Janet Collins performed in Aida, Carmen, making her the 1st Black ballerina at the Metropolitan Opera. She could not tour in parts of the Deep South due to her race.
Janet Collins was a ballet dancer, choreographer, and teacher. She performed on Broadway, in films, and appeared frequently on television
After moving to Los Angeles at the age of 4, Collins, received her first dance training at a Catholic community center. Collins studied primarily with Carmelita Maracci, Lester Horton, and Adolph Bolm, who were a few ballet teachers who accepted black students.
Ms. Collins was one of the few classically trained Black dancers of her generation. In 1951 she won the Donaldson Award for best dancer on Broadway for her work in Cole Porter’s Out of This World.
Janet Collins was among the pioneers of black ballet dancing and paved the way for others to follow. (Arthur Mitchell, for example, joined the New York City Ballet in the year Collins retired.) In 1932, she was 15 & auditioned with success, for the prestigious Ballet Russe de Monte Carlo, but as she was required to paint her face and skin white in order to be able to perform. She did not join the company.
In 1948, she moved to New York and got the chance to dance her own choreography on a shared program at the 92nd Street YMHA.

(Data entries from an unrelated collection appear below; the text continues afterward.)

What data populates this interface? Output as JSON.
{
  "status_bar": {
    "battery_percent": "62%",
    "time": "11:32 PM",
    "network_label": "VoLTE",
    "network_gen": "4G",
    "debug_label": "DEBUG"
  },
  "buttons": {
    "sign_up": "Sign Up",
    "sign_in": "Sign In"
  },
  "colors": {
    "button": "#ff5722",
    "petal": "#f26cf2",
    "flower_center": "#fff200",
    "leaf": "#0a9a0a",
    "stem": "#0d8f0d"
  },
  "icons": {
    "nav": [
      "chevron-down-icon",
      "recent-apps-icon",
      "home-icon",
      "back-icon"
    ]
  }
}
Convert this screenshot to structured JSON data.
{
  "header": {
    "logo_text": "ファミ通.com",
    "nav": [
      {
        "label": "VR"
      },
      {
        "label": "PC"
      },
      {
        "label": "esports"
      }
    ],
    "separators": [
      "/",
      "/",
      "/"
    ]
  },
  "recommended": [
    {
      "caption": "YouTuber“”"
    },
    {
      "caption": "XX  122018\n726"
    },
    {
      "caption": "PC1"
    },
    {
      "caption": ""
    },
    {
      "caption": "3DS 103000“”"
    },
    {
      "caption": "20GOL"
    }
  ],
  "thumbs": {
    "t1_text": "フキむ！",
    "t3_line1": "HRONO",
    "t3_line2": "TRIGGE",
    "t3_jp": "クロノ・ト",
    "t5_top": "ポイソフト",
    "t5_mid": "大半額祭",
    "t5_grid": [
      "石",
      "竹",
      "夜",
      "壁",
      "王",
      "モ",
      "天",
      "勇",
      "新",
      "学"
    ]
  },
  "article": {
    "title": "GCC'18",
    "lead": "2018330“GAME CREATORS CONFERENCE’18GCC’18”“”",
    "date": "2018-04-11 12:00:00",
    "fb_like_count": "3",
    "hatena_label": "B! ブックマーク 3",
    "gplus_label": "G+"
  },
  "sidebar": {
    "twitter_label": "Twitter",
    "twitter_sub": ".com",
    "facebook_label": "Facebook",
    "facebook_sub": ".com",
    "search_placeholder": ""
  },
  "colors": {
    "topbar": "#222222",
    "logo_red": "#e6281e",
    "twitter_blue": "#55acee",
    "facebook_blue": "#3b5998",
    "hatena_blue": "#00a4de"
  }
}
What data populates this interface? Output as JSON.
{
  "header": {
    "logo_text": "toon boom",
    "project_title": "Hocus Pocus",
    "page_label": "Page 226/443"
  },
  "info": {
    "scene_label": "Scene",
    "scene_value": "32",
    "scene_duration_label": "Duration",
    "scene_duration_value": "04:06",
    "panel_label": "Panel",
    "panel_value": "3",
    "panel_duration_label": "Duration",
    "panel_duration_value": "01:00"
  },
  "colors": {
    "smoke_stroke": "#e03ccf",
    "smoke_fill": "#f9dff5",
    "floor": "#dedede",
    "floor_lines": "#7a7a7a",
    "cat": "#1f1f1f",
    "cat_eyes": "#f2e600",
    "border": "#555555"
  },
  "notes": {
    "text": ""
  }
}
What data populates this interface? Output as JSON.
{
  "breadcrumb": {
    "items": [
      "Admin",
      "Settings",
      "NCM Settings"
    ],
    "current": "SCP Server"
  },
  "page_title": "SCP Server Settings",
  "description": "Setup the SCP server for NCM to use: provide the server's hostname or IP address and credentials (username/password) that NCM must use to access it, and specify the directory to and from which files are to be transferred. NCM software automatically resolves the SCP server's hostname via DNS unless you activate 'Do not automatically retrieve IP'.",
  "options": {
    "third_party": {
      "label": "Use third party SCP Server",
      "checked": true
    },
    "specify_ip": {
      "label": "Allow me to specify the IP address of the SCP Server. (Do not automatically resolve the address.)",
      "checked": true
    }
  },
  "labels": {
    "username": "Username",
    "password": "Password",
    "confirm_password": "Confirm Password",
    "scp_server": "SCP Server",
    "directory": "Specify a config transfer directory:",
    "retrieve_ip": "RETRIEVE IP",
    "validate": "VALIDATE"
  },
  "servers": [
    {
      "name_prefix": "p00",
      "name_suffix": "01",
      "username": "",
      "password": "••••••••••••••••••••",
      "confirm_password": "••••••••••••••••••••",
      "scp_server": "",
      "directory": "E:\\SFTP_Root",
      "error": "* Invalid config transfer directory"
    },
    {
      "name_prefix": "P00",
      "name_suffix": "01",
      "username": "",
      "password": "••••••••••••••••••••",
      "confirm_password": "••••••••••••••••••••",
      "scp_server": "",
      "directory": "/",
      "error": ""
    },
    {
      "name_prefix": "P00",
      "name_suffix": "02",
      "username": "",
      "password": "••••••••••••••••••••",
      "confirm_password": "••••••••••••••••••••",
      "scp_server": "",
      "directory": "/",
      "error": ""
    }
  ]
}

Read more about Ms. Collins’ career and legacy at: Daily Black History Facts